The mud clung to her sandals as she ran through the rain, the dirty water splashing her cotton shalwar and staining it brown. But Ayesha carried on. Nothing mattered when it came to Insaaniyat – the charity where she worked – and today was supposed to be a big day. Her friend Saira had called her saying a very rich man was coming to the office today, which could translate into a very big cheque.

“If word is to be believed, his cheque could change a lot of things here at Insaaniyat. It could pay our salaries for life, that’s for sure.”

The overcrowded city of Multan had done its best to delay her, but Ayesha was persistent. Had been since childhood, when she would force her father to drive her all the way to Lahore for swimming tournaments, to compete with the rich kids from the elite schools. Maybe if she had become a champion, their financial situation would have been better today, but sadly that was not to be.

Her family only had one car left now, so Ayesha either had to brave public transport or dish out money on one of those ride-hailing apps. Today was supposed to be dry outside, but the moment she had boarded the bus, rain began to patter on the windows. She couldn’t help but laugh at nature’s injustice. Street hawkers had rushed to cover their goods with plastic sheets, particularly the men selling chickpeas roasted in sand and salt – they couldn’t afford to let the sand get wet. The rain fell down in icy sheets, turning the concrete buildings a dark grey colour, making Multan look even duller than usual. Maybe it was her mood, but it was as if the rain had leeched all the cheer from the city. She had endured the entire ride through the traffic-choked city, inhaling the noxious fumes and scolding herself for not taking an Uber. They had managed to retain the family house in Cantt – one of Multan’s poshest addresses – but it was quite a trek to get to the less savoury parts of town, and that’s exactly where the charity was headquartered.
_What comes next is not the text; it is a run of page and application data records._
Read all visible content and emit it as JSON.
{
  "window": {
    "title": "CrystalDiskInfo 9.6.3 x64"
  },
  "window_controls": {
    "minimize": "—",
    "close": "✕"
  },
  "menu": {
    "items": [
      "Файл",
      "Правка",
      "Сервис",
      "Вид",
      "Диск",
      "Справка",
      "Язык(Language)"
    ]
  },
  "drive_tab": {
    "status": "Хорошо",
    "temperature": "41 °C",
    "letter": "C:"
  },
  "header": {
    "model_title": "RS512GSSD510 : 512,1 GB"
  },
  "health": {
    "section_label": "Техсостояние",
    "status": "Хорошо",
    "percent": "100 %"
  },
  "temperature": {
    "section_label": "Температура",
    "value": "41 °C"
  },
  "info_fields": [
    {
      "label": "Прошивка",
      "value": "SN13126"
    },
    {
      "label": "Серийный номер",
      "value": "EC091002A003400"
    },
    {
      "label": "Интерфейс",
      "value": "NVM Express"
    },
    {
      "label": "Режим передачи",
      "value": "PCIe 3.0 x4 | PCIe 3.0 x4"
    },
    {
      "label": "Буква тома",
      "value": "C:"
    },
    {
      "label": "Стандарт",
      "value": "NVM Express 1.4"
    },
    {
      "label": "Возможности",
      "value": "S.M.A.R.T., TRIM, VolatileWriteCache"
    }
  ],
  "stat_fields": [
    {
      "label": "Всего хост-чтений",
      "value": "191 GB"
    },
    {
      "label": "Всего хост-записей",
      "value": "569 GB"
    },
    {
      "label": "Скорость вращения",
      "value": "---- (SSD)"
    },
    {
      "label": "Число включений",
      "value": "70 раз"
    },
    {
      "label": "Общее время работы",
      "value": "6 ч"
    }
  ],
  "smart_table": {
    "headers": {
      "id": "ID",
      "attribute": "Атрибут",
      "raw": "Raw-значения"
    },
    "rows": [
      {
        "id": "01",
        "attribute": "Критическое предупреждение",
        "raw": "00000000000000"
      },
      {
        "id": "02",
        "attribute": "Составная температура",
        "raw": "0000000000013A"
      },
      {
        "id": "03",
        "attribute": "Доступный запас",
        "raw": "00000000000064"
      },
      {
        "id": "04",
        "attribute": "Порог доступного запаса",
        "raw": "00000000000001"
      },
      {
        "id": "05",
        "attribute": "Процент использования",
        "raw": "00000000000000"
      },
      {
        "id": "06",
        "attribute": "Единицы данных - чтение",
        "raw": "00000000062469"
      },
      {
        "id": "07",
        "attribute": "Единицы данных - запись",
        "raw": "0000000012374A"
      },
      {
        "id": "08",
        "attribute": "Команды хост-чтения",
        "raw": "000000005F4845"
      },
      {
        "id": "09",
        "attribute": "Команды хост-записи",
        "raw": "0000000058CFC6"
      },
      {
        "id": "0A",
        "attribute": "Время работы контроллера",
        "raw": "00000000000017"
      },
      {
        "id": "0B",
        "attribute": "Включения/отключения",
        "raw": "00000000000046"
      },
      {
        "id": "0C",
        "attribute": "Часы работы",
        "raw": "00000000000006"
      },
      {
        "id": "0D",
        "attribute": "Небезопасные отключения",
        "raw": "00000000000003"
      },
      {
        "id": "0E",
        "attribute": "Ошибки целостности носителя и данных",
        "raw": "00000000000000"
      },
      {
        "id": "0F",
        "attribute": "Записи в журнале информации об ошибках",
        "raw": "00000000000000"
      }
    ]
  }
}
Her stained shalwar was impossible to salvage at this point, but she adjusted her sopping-wet dupatta over her chest, ran her fingers through her wet hair, patting down any stray strands, and smiled as she entered the gates of her workplace, brushing her shoes against the mats placed on the brick ­oor. No matter how you feel inside, there must always be a smile on your face at work. She’d learned that from her father, who’d tried to do his best throughout his tumultuous career. And so far, his advice had worked. Her fellow workers and her boss loved her, as did the people who visited Insaaniyat
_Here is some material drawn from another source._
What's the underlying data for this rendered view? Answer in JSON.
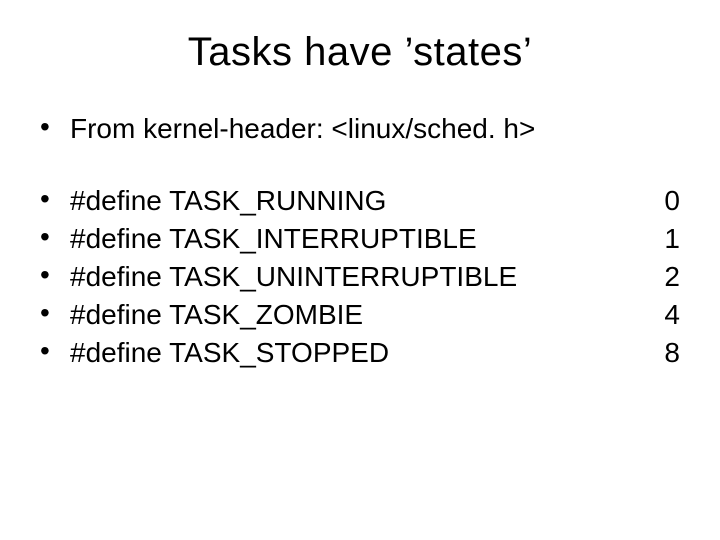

Saira was popular for her hyperbole, but that didn’t mean that she spoke falsehoods. She only embellished the truth a bit. If she said it was a rich man, it was going to be a rich man. Charities in Pakistan were always in dire need of money, not because nobody donated – it was a Muslim’s duty to give, after all – but because there was so much to do. And this organisation, committed to eradicating domestic violence, had its plate well and truly full.

“When a country has a population of over two hundred million, is it any surprise that nothing is ever enough?” her boss, Shugufta Raheem, always said. “All we can do is our best and trust the government to do the rest.”
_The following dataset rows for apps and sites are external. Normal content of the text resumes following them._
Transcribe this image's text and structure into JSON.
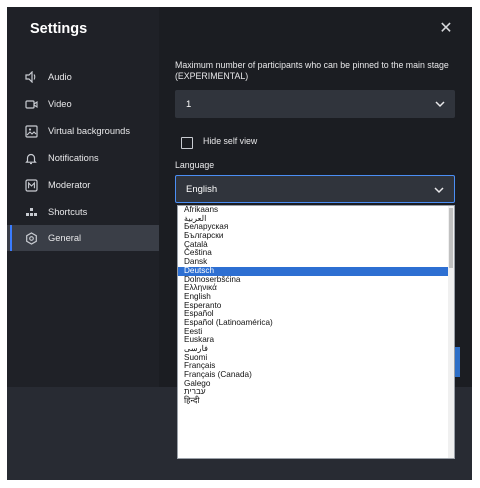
{
  "sidebar": {
    "title": "Settings",
    "items": [
      {
        "label": "Audio",
        "icon": "speaker-icon"
      },
      {
        "label": "Video",
        "icon": "camera-icon"
      },
      {
        "label": "Virtual backgrounds",
        "icon": "image-icon"
      },
      {
        "label": "Notifications",
        "icon": "bell-icon"
      },
      {
        "label": "Moderator",
        "icon": "moderator-icon"
      },
      {
        "label": "Shortcuts",
        "icon": "shortcuts-icon"
      },
      {
        "label": "General",
        "icon": "gear-icon",
        "active": true
      }
    ]
  },
  "general": {
    "pinned_label": "Maximum number of participants who can be pinned to the main stage (EXPERIMENTAL)",
    "pinned_value": "1",
    "hide_self_view_label": "Hide self view",
    "hide_self_view_checked": false,
    "language_label": "Language",
    "language_value": "English"
  },
  "language_options": [
    "Afrikaans",
    "العربية",
    "Беларуская",
    "Български",
    "Català",
    "Čeština",
    "Dansk",
    "Deutsch",
    "Dolnoserbšćina",
    "Ελληνικά",
    "English",
    "Esperanto",
    "Español",
    "Español (Latinoamérica)",
    "Eesti",
    "Euskara",
    "فارسی",
    "Suomi",
    "Français",
    "Français (Canada)",
    "Galego",
    "עברית",
    "हिन्दी"
  ],
  "highlighted_option": "Deutsch",
  "colors": {
    "accent": "#3a7cff",
    "dialog_bg": "#1b1d22",
    "select_bg": "#30343c",
    "highlight": "#2d6fd2"
  }
}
As if that will ever happen, Ayesha thought, looking at the whitewashed building ahead, some of the paint already peeling. Shugufta kept the place clean, but Ayesha knew that she wouldn’t waste any precious money on vanity projects, not when there was so much else to do.

Her father had frowned when he first visited the offices of the charity. “Girls in our family do not work, beta,” he had murmured, surveying the place with distaste. “What will people say – that Safdar Khan Khakwani is now incapable of looking after his daughter?”

“They will say that our daughter is learning to be financially independent,” her mother had quipped, steering her husband away from the offices and towards the courtyard, where they could sit beneath the shade of a towering shisham tree. So many trees had been chopped down in Multan in recent years, such specimens had become a rarity.

“I can still provide for the family, Begum,” Safdar Khan had said, puffing up his chest, an indignant expression on his face. “Never let it be said that a Multani man cannot look after his family.”

“Nobody is saying that, Safdar Sahab, but we need to let the girl breathe, don’t we? God knows this city is claustrophobic enough.”

“Ah, you’re right there.” At that, Safdar Khan had visibly deflated, and thus Ayesha had been the first in the family to be given permission to work, much to the dismay of those family members who, over the years, had uttered scathing remarks about an unmarried Multani girl working in an office – without a headscarf, no less. Ayesha had ignored them, as had her parents. Multan was changing, and if these people were going to remain stuck in the past, then so be it. 

Excerpted with permission from Someone Like Her, Awais Khan, Simon and Schuster India.